ENTRIES SHOWN:

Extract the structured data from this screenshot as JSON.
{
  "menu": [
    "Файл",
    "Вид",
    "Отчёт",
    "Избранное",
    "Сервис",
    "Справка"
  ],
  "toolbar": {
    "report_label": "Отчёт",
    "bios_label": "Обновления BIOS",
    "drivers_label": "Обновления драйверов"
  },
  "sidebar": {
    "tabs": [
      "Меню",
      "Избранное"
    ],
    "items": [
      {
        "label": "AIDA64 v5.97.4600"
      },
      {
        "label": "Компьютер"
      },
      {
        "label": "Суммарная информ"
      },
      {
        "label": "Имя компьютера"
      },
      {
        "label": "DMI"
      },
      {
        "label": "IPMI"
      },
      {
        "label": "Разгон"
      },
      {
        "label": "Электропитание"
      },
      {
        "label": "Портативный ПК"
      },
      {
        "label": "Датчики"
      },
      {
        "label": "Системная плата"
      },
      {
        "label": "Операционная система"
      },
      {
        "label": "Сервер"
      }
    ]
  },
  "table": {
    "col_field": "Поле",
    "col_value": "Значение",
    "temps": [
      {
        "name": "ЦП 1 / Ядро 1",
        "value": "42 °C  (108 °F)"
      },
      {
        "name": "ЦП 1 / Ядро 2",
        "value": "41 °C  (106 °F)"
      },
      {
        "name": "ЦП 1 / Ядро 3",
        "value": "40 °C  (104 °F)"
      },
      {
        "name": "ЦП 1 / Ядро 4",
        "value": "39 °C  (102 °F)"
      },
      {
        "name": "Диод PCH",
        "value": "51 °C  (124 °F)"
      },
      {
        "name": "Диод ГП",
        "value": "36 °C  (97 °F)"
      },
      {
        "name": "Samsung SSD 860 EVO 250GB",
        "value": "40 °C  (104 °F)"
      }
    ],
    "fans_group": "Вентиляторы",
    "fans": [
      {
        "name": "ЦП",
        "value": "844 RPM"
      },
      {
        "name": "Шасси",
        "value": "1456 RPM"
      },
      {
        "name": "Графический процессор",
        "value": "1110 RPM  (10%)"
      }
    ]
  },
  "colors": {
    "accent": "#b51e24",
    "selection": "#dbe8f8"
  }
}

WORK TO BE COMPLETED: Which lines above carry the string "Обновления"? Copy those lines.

EXERCISE RESPONSE:
    "bios_label": "Обновления BIOS",
    "drivers_label": "Обновления драйверов"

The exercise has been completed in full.